If you like the great outdoors, you will love Sisters. Walking through town, the sight of no less than three mountain peaks imposes a sense of wonderment. There is no shortage of natural beauty in this corner of the Pacific Northwest. McKenzie Pass, Deschutes National Forest, Sahalie, and Suttle Lake are waiting to be explored, camped, and hiked by intrepid enthusiasts. If winter sports are your thing, Hoodoo Ski Area will be your best bet for fresh powder.
History buffs will enjoy the Three Sisters Historical Society & Museum which is full of exhibits about the Sisters’ founding as a pioneer town. If you’re visiting in the summer, don’t miss the Sisters Rodeo for more barrel races, parades, and bull riding than you can shake a stick at. Three Creeks Brewing Company is a popular local watering hole perfect for catching your breath and recharging. The food is great too!
The town of Gold Beach has a population right around 2,400. Though it may not be as well-known as some other Oregon towns, Gold Beach is an underrated gem along the Oregon coast. The shoreline here is jaw-dropping and walking along the water is an activity unto itself. See if you can spot the Mary D. Hume Shipwreck on the town’s north shore and Kissing Rock to the south. With so much to see, Gold Beach does live up to its name.
Nature enthusiasts will almost certainly love the Samuel H. Boardman State Scenic Corridor. This 12-mile corridor of craggy bluffs and untouched beaches has access to picnic areas, viewpoints, and even more trailheads. If you need some refreshments after hiking through the park, swing by theArch Rock Brewing Company where you can sit back with a delicious bottle of suds and some mouthwatering barbecue.

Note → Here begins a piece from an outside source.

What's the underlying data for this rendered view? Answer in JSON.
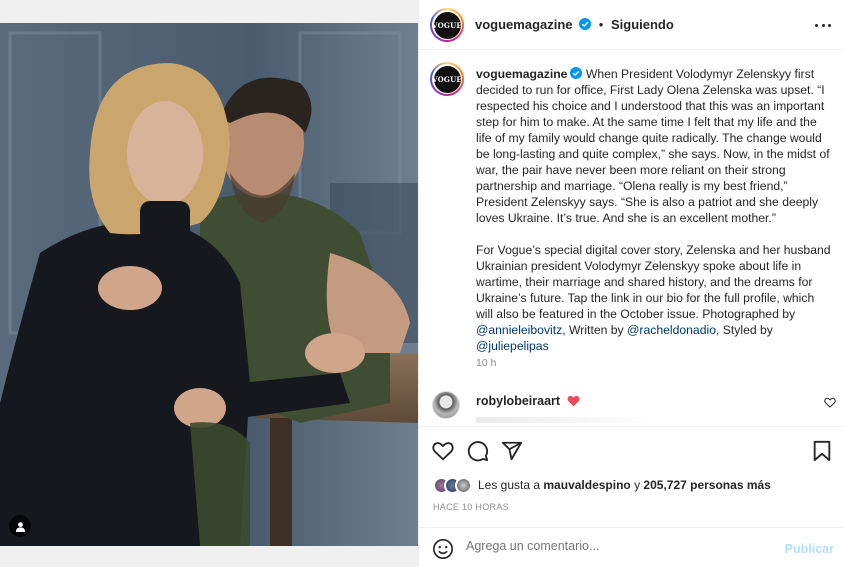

The small towns of Oregon are a delight. It is no wonder that the state draws roughly 30 million visitors each year. From mountain towns nestled between snow-capped peaks to the soaring dunes and plains extending toward California, Oregon contains multitudes that are just waiting to be explored. Best of all, the state’s small towns are waiting to be discovered as well.